** Opening Available data block **

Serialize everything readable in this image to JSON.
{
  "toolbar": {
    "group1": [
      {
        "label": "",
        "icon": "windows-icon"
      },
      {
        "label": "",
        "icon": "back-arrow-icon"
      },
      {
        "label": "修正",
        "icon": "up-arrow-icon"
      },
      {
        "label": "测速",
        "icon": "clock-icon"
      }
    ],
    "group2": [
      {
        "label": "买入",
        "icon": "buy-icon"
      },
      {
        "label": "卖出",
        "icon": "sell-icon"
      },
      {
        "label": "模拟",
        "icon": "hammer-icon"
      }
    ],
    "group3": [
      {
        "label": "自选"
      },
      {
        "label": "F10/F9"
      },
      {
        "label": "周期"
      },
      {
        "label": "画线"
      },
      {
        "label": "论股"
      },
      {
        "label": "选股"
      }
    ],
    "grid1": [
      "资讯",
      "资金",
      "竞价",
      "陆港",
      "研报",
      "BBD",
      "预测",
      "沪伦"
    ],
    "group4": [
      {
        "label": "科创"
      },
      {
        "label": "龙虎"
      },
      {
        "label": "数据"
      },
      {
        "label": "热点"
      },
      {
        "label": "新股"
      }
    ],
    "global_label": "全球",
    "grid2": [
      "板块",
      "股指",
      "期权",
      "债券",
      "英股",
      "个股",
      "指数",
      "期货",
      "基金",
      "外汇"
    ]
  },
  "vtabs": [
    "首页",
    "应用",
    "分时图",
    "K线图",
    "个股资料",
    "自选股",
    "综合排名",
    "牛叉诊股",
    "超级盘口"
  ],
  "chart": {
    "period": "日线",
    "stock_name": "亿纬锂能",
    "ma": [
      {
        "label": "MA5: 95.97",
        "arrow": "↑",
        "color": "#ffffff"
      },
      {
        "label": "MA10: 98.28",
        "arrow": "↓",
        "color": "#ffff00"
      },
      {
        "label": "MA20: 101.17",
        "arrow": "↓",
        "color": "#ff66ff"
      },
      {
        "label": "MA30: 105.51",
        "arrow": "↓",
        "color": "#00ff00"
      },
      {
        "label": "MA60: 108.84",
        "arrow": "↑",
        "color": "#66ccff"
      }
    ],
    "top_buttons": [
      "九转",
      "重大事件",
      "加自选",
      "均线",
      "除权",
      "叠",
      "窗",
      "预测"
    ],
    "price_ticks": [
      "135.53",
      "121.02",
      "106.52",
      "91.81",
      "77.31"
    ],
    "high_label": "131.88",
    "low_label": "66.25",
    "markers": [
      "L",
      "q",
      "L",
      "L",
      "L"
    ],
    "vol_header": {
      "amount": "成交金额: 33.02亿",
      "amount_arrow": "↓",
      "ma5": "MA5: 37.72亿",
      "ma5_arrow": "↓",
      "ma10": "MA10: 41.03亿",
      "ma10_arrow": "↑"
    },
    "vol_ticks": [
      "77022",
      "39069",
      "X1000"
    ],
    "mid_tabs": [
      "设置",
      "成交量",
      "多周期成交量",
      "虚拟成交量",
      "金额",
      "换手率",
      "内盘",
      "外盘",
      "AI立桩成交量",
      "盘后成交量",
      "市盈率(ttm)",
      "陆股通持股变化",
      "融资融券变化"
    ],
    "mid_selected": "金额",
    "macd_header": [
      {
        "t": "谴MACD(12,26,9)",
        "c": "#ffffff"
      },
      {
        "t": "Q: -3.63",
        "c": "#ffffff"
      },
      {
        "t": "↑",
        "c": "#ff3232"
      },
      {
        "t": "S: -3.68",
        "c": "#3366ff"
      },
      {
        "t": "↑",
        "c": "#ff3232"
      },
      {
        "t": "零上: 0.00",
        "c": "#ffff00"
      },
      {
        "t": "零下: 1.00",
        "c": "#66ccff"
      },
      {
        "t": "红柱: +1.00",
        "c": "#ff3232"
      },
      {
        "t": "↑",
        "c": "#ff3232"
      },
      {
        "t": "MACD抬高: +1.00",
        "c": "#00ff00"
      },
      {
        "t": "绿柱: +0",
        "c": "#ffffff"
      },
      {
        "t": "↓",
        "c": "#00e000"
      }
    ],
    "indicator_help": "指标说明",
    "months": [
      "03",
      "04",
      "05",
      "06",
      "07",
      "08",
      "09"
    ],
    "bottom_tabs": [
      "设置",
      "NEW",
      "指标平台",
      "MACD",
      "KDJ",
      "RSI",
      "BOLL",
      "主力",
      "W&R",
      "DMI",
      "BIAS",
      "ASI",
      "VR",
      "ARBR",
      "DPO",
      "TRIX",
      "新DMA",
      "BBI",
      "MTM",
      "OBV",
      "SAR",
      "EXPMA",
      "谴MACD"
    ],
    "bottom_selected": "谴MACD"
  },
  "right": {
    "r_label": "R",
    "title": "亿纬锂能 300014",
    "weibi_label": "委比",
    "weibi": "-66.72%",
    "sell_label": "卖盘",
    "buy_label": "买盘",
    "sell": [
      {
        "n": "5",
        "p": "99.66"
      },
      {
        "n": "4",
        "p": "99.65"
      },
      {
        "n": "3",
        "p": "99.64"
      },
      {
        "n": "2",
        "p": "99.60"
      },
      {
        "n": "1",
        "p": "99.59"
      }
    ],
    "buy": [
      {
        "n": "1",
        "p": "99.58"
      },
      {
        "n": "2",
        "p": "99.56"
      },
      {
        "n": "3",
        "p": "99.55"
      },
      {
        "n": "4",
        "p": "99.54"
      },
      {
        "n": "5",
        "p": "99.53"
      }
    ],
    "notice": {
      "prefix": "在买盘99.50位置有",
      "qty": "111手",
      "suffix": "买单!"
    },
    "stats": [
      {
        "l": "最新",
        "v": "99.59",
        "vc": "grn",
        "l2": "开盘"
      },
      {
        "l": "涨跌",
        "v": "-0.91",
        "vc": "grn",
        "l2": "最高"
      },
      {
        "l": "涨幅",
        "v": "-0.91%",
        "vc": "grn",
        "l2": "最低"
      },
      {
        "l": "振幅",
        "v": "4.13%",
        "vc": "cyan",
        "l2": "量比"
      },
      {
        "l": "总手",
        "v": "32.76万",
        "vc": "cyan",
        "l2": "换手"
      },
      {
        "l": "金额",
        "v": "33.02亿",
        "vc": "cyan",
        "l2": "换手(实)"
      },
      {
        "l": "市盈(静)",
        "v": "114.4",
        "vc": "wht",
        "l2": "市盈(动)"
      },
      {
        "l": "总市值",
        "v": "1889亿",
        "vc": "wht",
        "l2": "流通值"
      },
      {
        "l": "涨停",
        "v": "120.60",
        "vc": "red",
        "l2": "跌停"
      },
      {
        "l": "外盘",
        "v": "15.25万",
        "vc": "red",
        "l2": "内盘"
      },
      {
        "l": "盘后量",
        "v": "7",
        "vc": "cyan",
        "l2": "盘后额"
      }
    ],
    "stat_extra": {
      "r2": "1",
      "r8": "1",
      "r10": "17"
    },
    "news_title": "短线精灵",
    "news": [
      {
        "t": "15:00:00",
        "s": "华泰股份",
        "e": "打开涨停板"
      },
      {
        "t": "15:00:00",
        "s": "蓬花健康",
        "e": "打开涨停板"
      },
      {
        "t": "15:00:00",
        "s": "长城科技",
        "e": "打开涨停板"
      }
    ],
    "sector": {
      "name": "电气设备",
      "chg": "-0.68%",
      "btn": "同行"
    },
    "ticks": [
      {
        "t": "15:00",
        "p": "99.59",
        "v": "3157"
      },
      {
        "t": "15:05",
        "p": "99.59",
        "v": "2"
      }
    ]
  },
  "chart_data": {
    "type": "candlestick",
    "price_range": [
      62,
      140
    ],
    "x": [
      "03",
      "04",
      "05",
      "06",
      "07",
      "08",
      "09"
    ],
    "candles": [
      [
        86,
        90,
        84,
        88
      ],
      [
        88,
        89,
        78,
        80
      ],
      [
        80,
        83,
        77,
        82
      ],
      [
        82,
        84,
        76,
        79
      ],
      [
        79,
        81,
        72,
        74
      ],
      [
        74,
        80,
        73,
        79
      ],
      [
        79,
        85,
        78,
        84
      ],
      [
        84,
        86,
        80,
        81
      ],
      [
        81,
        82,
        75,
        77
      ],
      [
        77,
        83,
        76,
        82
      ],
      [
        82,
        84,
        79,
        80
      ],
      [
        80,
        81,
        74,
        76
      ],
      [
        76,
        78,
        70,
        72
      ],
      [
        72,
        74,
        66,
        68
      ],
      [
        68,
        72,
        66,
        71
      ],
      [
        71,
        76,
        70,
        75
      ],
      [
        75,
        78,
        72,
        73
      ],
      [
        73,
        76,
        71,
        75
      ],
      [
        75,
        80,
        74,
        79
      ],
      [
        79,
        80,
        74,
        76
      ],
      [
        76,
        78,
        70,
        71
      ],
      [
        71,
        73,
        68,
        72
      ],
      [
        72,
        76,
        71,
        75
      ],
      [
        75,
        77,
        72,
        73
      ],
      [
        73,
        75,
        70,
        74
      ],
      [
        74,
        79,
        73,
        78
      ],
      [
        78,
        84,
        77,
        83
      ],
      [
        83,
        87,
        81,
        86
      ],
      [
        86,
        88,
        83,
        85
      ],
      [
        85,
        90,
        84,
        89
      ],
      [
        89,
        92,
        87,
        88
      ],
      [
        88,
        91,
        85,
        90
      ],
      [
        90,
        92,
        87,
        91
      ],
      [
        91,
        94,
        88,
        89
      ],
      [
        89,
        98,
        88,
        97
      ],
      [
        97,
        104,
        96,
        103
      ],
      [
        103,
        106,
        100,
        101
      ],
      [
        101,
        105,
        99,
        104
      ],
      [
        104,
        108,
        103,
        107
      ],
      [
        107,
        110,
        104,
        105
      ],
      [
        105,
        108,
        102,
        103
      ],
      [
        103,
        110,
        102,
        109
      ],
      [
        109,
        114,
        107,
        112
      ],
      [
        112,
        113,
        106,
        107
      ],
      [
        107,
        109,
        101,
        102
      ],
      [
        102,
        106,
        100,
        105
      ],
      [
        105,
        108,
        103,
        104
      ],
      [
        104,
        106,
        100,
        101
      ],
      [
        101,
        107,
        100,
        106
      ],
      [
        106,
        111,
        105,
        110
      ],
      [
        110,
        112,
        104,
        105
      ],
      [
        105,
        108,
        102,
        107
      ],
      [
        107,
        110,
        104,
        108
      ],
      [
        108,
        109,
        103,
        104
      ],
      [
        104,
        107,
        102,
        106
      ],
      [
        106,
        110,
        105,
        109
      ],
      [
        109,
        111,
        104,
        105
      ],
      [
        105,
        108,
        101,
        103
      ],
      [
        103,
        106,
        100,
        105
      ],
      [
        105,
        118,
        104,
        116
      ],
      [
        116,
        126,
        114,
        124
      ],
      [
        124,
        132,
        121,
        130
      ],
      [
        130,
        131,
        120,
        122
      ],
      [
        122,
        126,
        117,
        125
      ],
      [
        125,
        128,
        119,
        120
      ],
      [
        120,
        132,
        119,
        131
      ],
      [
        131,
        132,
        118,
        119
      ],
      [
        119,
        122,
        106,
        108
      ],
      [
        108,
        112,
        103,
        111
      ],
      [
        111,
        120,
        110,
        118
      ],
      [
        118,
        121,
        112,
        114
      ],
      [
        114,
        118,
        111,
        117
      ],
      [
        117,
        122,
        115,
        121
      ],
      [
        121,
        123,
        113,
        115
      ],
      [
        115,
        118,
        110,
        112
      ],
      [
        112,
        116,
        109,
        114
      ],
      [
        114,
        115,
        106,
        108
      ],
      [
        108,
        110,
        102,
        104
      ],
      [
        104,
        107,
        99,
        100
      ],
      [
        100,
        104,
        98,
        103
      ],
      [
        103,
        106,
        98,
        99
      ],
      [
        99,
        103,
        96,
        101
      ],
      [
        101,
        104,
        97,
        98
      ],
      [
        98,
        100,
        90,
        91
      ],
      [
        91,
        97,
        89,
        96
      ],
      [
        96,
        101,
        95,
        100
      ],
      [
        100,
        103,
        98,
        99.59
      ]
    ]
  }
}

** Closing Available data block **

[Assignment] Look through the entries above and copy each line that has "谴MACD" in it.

[Response to the exercise]
        "t": "谴MACD(12,26,9)",
      "谴MACD"
    "bottom_selected": "谴MACD"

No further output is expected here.